**Task goal:**
From the records below, determine the number of lines containing "Themes". Output that number alone.
┌──
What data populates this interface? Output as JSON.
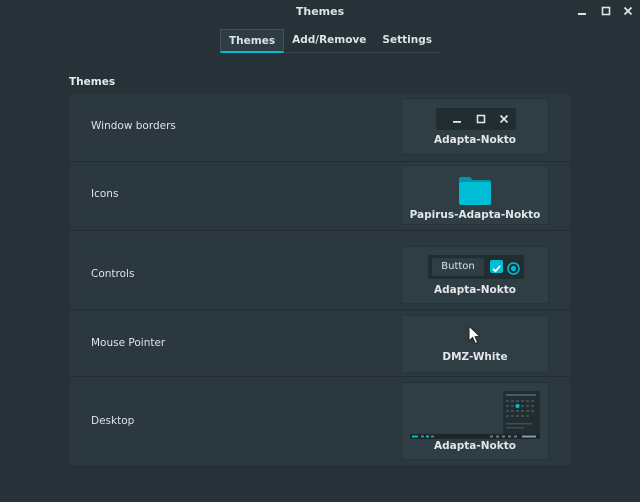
{
  "window": {
    "title": "Themes",
    "controls": [
      "minimize-icon",
      "maximize-icon",
      "close-icon"
    ]
  },
  "tabs": [
    {
      "label": "Themes",
      "active": true
    },
    {
      "label": "Add/Remove",
      "active": false
    },
    {
      "label": "Settings",
      "active": false
    }
  ],
  "section_title": "Themes",
  "rows": [
    {
      "label": "Window borders",
      "value": "Adapta-Nokto"
    },
    {
      "label": "Icons",
      "value": "Papirus-Adapta-Nokto"
    },
    {
      "label": "Controls",
      "value": "Adapta-Nokto"
    },
    {
      "label": "Mouse Pointer",
      "value": "DMZ-White"
    },
    {
      "label": "Desktop",
      "value": "Adapta-Nokto"
    }
  ],
  "controls_preview": {
    "button_label": "Button"
  },
  "colors": {
    "background": "#263238",
    "panel": "#2b383f",
    "accent": "#00bcd4"
  }
}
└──
**Written solution:**
3